When the Idaho Legislature convenes next month, it will have to place its bets on the sales tax, just as the League of Women Voters already has.
The reason is a proposed initiative just released by the Idaho League of Women Voters “reducing the sales tax rate and broadening the sales tax base.” It does that most basically, by reducing the overall rate from six percent to five, and by extending the coverage of the tax to include not just many goods but also many services, which generally have been exempt.
The whole matter of sales tax exemptions has been a heavily chewed-over bone throughout the tax’s half-century in Idaho. When passed amid high controversy in 1965, the sales tax started (originally at three percent) with few exemptions, though it didn’t reach to include services. Over the 50 or so legislative sessions since, few have adjourned without some adjustment to the tax, generally by way of exempting someone or something. Lobbyists have kept busy in Boise on that front for decades.
And just as busy blocking the periodic attempts (they seem to average about one a decade) to scale back some of the exemptions, which from time to time have been the subject of study committees, sometimes legislative. Many legislators over the years have argued that the exemptions are just too many, that almost everyone who comes before the legislature asking to be exempted gets their way. Not everyone has, but the list of happy exemptees is long.

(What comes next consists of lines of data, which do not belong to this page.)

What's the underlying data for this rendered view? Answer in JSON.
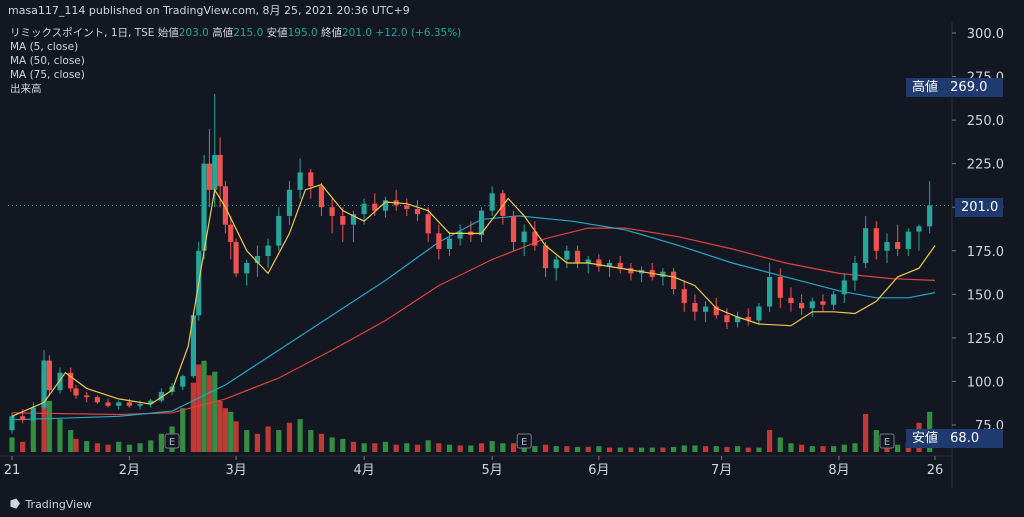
{
  "header": {
    "published": "masa117_114 published on TradingView.com, 8月 25, 2021 20:36 UTC+9"
  },
  "legend": {
    "symbol": "リミックスポイント, 1日, TSE",
    "open_label": "始値",
    "open": "203.0",
    "high_label": "高値",
    "high": "215.0",
    "low_label": "安値",
    "low": "195.0",
    "close_label": "終値",
    "close": "201.0",
    "change": "+12.0 (+6.35%)",
    "ma5": "MA (5, close)",
    "ma50": "MA (50, close)",
    "ma75": "MA (75, close)",
    "volume": "出来高"
  },
  "tags": {
    "high_label": "高値",
    "high_value": "269.0",
    "last_value": "201.0",
    "low_label": "安値",
    "low_value": "68.0"
  },
  "earnings_marker": "E",
  "brand": "TradingView",
  "colors": {
    "up": "#26a69a",
    "down": "#ef5350",
    "ma5": "#f2c94c",
    "ma50": "#26a6c5",
    "ma75": "#e04141",
    "vol_up": "#3aa34a",
    "vol_down": "#e0403a",
    "tag_bg": "#1e3a6e"
  },
  "chart_data": {
    "type": "candlestick",
    "y_ticks": [
      "300.0",
      "275.0",
      "250.0",
      "225.0",
      "200.0",
      "175.0",
      "150.0",
      "125.0",
      "100.0",
      "75.0"
    ],
    "ylim": [
      68,
      300
    ],
    "x_ticks": [
      {
        "label": "21",
        "day": 0
      },
      {
        "label": "2月",
        "day": 22
      },
      {
        "label": "3月",
        "day": 42
      },
      {
        "label": "4月",
        "day": 66
      },
      {
        "label": "5月",
        "day": 90
      },
      {
        "label": "6月",
        "day": 110
      },
      {
        "label": "7月",
        "day": 133
      },
      {
        "label": "8月",
        "day": 155
      },
      {
        "label": "26",
        "day": 173
      }
    ],
    "earnings_days": [
      30,
      96,
      164
    ],
    "ma5_points": [
      [
        0,
        80
      ],
      [
        6,
        88
      ],
      [
        10,
        105
      ],
      [
        14,
        96
      ],
      [
        20,
        90
      ],
      [
        26,
        87
      ],
      [
        30,
        95
      ],
      [
        33,
        120
      ],
      [
        36,
        175
      ],
      [
        38,
        210
      ],
      [
        40,
        200
      ],
      [
        44,
        175
      ],
      [
        48,
        162
      ],
      [
        52,
        185
      ],
      [
        55,
        210
      ],
      [
        58,
        213
      ],
      [
        62,
        198
      ],
      [
        66,
        192
      ],
      [
        70,
        203
      ],
      [
        74,
        202
      ],
      [
        78,
        198
      ],
      [
        82,
        185
      ],
      [
        88,
        185
      ],
      [
        93,
        205
      ],
      [
        96,
        195
      ],
      [
        100,
        178
      ],
      [
        104,
        168
      ],
      [
        108,
        168
      ],
      [
        112,
        166
      ],
      [
        118,
        163
      ],
      [
        124,
        160
      ],
      [
        128,
        155
      ],
      [
        132,
        142
      ],
      [
        136,
        137
      ],
      [
        140,
        133
      ],
      [
        146,
        132
      ],
      [
        150,
        140
      ],
      [
        154,
        140
      ],
      [
        158,
        139
      ],
      [
        162,
        146
      ],
      [
        166,
        160
      ],
      [
        170,
        165
      ],
      [
        173,
        178
      ]
    ],
    "ma50_points": [
      [
        0,
        78
      ],
      [
        20,
        80
      ],
      [
        30,
        83
      ],
      [
        40,
        98
      ],
      [
        50,
        118
      ],
      [
        60,
        138
      ],
      [
        70,
        158
      ],
      [
        80,
        180
      ],
      [
        88,
        193
      ],
      [
        95,
        195
      ],
      [
        105,
        192
      ],
      [
        115,
        187
      ],
      [
        125,
        178
      ],
      [
        135,
        168
      ],
      [
        145,
        160
      ],
      [
        155,
        152
      ],
      [
        162,
        148
      ],
      [
        168,
        148
      ],
      [
        173,
        151
      ]
    ],
    "ma75_points": [
      [
        0,
        82
      ],
      [
        20,
        81
      ],
      [
        30,
        82
      ],
      [
        40,
        90
      ],
      [
        50,
        102
      ],
      [
        60,
        118
      ],
      [
        70,
        135
      ],
      [
        80,
        155
      ],
      [
        90,
        170
      ],
      [
        100,
        182
      ],
      [
        108,
        188
      ],
      [
        115,
        188
      ],
      [
        125,
        183
      ],
      [
        135,
        176
      ],
      [
        145,
        168
      ],
      [
        155,
        162
      ],
      [
        165,
        159
      ],
      [
        173,
        158
      ]
    ],
    "candles": [
      [
        0,
        72,
        82,
        70,
        80
      ],
      [
        2,
        80,
        84,
        76,
        78
      ],
      [
        4,
        78,
        88,
        77,
        85
      ],
      [
        6,
        85,
        118,
        84,
        112
      ],
      [
        7,
        112,
        115,
        92,
        95
      ],
      [
        9,
        95,
        108,
        93,
        105
      ],
      [
        11,
        105,
        108,
        94,
        96
      ],
      [
        12,
        96,
        98,
        90,
        92
      ],
      [
        14,
        92,
        94,
        88,
        91
      ],
      [
        16,
        91,
        92,
        87,
        88
      ],
      [
        18,
        88,
        90,
        85,
        86
      ],
      [
        20,
        86,
        89,
        84,
        88
      ],
      [
        22,
        88,
        90,
        85,
        86
      ],
      [
        24,
        86,
        89,
        84,
        87
      ],
      [
        26,
        87,
        90,
        85,
        89
      ],
      [
        28,
        89,
        96,
        88,
        94
      ],
      [
        30,
        94,
        99,
        92,
        97
      ],
      [
        32,
        97,
        104,
        95,
        103
      ],
      [
        34,
        103,
        140,
        102,
        138
      ],
      [
        35,
        138,
        180,
        135,
        175
      ],
      [
        36,
        175,
        230,
        170,
        225
      ],
      [
        37,
        225,
        245,
        200,
        210
      ],
      [
        38,
        210,
        265,
        200,
        230
      ],
      [
        39,
        230,
        240,
        200,
        212
      ],
      [
        40,
        212,
        215,
        185,
        190
      ],
      [
        41,
        190,
        195,
        170,
        180
      ],
      [
        42,
        180,
        182,
        160,
        162
      ],
      [
        44,
        162,
        170,
        155,
        168
      ],
      [
        46,
        168,
        178,
        160,
        172
      ],
      [
        48,
        172,
        182,
        165,
        178
      ],
      [
        50,
        178,
        200,
        175,
        195
      ],
      [
        52,
        195,
        215,
        190,
        210
      ],
      [
        54,
        210,
        228,
        205,
        220
      ],
      [
        56,
        220,
        222,
        205,
        212
      ],
      [
        58,
        212,
        214,
        195,
        200
      ],
      [
        60,
        200,
        205,
        185,
        195
      ],
      [
        62,
        195,
        200,
        180,
        190
      ],
      [
        64,
        190,
        198,
        180,
        196
      ],
      [
        66,
        196,
        205,
        190,
        202
      ],
      [
        68,
        202,
        208,
        195,
        198
      ],
      [
        70,
        198,
        206,
        194,
        204
      ],
      [
        72,
        204,
        210,
        198,
        201
      ],
      [
        74,
        201,
        205,
        195,
        199
      ],
      [
        76,
        199,
        204,
        192,
        196
      ],
      [
        78,
        196,
        200,
        180,
        185
      ],
      [
        80,
        185,
        190,
        170,
        176
      ],
      [
        82,
        176,
        186,
        172,
        182
      ],
      [
        84,
        182,
        190,
        178,
        186
      ],
      [
        86,
        186,
        192,
        180,
        184
      ],
      [
        88,
        184,
        200,
        180,
        198
      ],
      [
        90,
        198,
        212,
        195,
        208
      ],
      [
        92,
        208,
        210,
        190,
        195
      ],
      [
        94,
        195,
        198,
        175,
        180
      ],
      [
        96,
        180,
        190,
        172,
        186
      ],
      [
        98,
        186,
        192,
        175,
        178
      ],
      [
        100,
        178,
        180,
        160,
        165
      ],
      [
        102,
        165,
        172,
        158,
        170
      ],
      [
        104,
        170,
        178,
        165,
        175
      ],
      [
        106,
        175,
        178,
        165,
        168
      ],
      [
        108,
        168,
        172,
        162,
        170
      ],
      [
        110,
        170,
        173,
        163,
        166
      ],
      [
        112,
        166,
        170,
        160,
        168
      ],
      [
        114,
        168,
        172,
        162,
        165
      ],
      [
        116,
        165,
        168,
        158,
        162
      ],
      [
        118,
        162,
        166,
        157,
        164
      ],
      [
        120,
        164,
        168,
        158,
        160
      ],
      [
        122,
        160,
        165,
        155,
        163
      ],
      [
        124,
        163,
        165,
        150,
        153
      ],
      [
        126,
        153,
        158,
        140,
        145
      ],
      [
        128,
        145,
        150,
        135,
        140
      ],
      [
        130,
        140,
        146,
        134,
        143
      ],
      [
        132,
        143,
        148,
        136,
        138
      ],
      [
        134,
        138,
        142,
        130,
        134
      ],
      [
        136,
        134,
        140,
        131,
        137
      ],
      [
        138,
        137,
        142,
        132,
        135
      ],
      [
        140,
        135,
        145,
        133,
        143
      ],
      [
        142,
        143,
        168,
        140,
        160
      ],
      [
        144,
        160,
        165,
        142,
        148
      ],
      [
        146,
        148,
        154,
        140,
        145
      ],
      [
        148,
        145,
        150,
        138,
        142
      ],
      [
        150,
        142,
        148,
        137,
        146
      ],
      [
        152,
        146,
        150,
        140,
        144
      ],
      [
        154,
        144,
        152,
        141,
        150
      ],
      [
        156,
        150,
        162,
        145,
        158
      ],
      [
        158,
        158,
        172,
        152,
        168
      ],
      [
        160,
        168,
        195,
        165,
        188
      ],
      [
        162,
        188,
        192,
        170,
        175
      ],
      [
        164,
        175,
        185,
        168,
        180
      ],
      [
        166,
        180,
        190,
        172,
        176
      ],
      [
        168,
        176,
        188,
        172,
        186
      ],
      [
        170,
        186,
        190,
        175,
        189
      ],
      [
        172,
        189,
        215,
        185,
        201
      ]
    ],
    "volume": [
      [
        0,
        20,
        1
      ],
      [
        2,
        14,
        0
      ],
      [
        4,
        60,
        1
      ],
      [
        6,
        110,
        0
      ],
      [
        7,
        70,
        1
      ],
      [
        9,
        45,
        1
      ],
      [
        11,
        30,
        1
      ],
      [
        12,
        18,
        0
      ],
      [
        14,
        15,
        1
      ],
      [
        16,
        12,
        0
      ],
      [
        18,
        10,
        0
      ],
      [
        20,
        14,
        1
      ],
      [
        22,
        10,
        1
      ],
      [
        24,
        12,
        1
      ],
      [
        26,
        16,
        1
      ],
      [
        28,
        25,
        1
      ],
      [
        30,
        35,
        1
      ],
      [
        32,
        60,
        1
      ],
      [
        34,
        95,
        0
      ],
      [
        35,
        120,
        0
      ],
      [
        36,
        125,
        1
      ],
      [
        37,
        105,
        0
      ],
      [
        38,
        110,
        1
      ],
      [
        39,
        70,
        0
      ],
      [
        40,
        60,
        0
      ],
      [
        41,
        55,
        1
      ],
      [
        42,
        42,
        0
      ],
      [
        44,
        30,
        1
      ],
      [
        46,
        25,
        0
      ],
      [
        48,
        35,
        0
      ],
      [
        50,
        30,
        1
      ],
      [
        52,
        40,
        0
      ],
      [
        54,
        45,
        1
      ],
      [
        56,
        30,
        1
      ],
      [
        58,
        25,
        0
      ],
      [
        60,
        20,
        1
      ],
      [
        62,
        18,
        1
      ],
      [
        64,
        14,
        0
      ],
      [
        66,
        12,
        1
      ],
      [
        68,
        12,
        0
      ],
      [
        70,
        14,
        1
      ],
      [
        72,
        10,
        0
      ],
      [
        74,
        12,
        1
      ],
      [
        76,
        10,
        0
      ],
      [
        78,
        16,
        1
      ],
      [
        80,
        12,
        0
      ],
      [
        82,
        10,
        1
      ],
      [
        84,
        9,
        0
      ],
      [
        86,
        9,
        1
      ],
      [
        88,
        12,
        0
      ],
      [
        90,
        15,
        1
      ],
      [
        92,
        12,
        1
      ],
      [
        94,
        12,
        0
      ],
      [
        96,
        9,
        1
      ],
      [
        98,
        8,
        1
      ],
      [
        100,
        10,
        0
      ],
      [
        102,
        8,
        1
      ],
      [
        104,
        8,
        0
      ],
      [
        106,
        7,
        1
      ],
      [
        108,
        7,
        0
      ],
      [
        110,
        8,
        1
      ],
      [
        112,
        6,
        0
      ],
      [
        114,
        6,
        1
      ],
      [
        116,
        6,
        0
      ],
      [
        118,
        6,
        1
      ],
      [
        120,
        6,
        1
      ],
      [
        122,
        6,
        0
      ],
      [
        124,
        7,
        1
      ],
      [
        126,
        9,
        1
      ],
      [
        128,
        9,
        1
      ],
      [
        130,
        8,
        0
      ],
      [
        132,
        8,
        1
      ],
      [
        134,
        7,
        0
      ],
      [
        136,
        8,
        1
      ],
      [
        138,
        6,
        0
      ],
      [
        140,
        6,
        1
      ],
      [
        142,
        30,
        0
      ],
      [
        144,
        20,
        1
      ],
      [
        146,
        12,
        1
      ],
      [
        148,
        10,
        0
      ],
      [
        150,
        8,
        1
      ],
      [
        152,
        8,
        0
      ],
      [
        154,
        8,
        1
      ],
      [
        156,
        10,
        1
      ],
      [
        158,
        12,
        1
      ],
      [
        160,
        52,
        0
      ],
      [
        162,
        30,
        1
      ],
      [
        164,
        12,
        0
      ],
      [
        166,
        10,
        1
      ],
      [
        168,
        14,
        0
      ],
      [
        170,
        40,
        0
      ],
      [
        172,
        55,
        1
      ]
    ]
  }
}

There are good reasons for some exemptions, especially in cases where the same product, because it’s passed along through a supply and delivery chain, might be taxed multiple times. (That is why retailers do not pay a sales tax when they buy from suppliers, though they collect it upon sale to consumers.) There are other rational arguments as well, though you can move quickly into the murky waters of rationalization.
In addition to the risk of advantaging the exempted over the payers in places where they may be in competition, there’s the simple money equation: Exempt a transaction from sales tax and you’re bringing in less money. The League’s proposal, driven by decades of legislative refusal to meaningfully revisit the exemption roster, makes the point. It is able to reduce the tax by one cent on the dollar and still raise an estimated $424 million more than at present, by removing a number of exemptions and covering many services.
That is not all the 20-page initiative does; it is a highly complex piece of tax legislating, and would be one of the more complex initiatives put on the Idaho ballot in many years. If it goes to ballot, a careful parsing will be called for.
If the signatures for it can be obtained – and the guess here is that a competent effort will get them – will it be passed by voters? It can after all be presented as a tax reduction measure (even if it does wind up generating more tax revenue). It might even be presented as property tax relief, if some of the money were used to replace local property tax levies for schools. It would be bitterly opposed, but the chances of passage are not bad.
So, we get to betting time, as the legislature convenes while the initiative petition signature effort begins. The best way the legislature could cut the initiative off at the pass would be to approve substantial sales tax exemption revisions this session. The point of an initiative is to do what a legislature would not; if the legislature shows it can act, the initiative may become moot. If they essentially ignore the initiative, legislators may give it an extra boost.
The League is betting too, on passage: If signatures cannot be gotten, or if the initiative fails at the polls, exemption changes may be dead for another decade, or two.
Some high stakes are emerging here.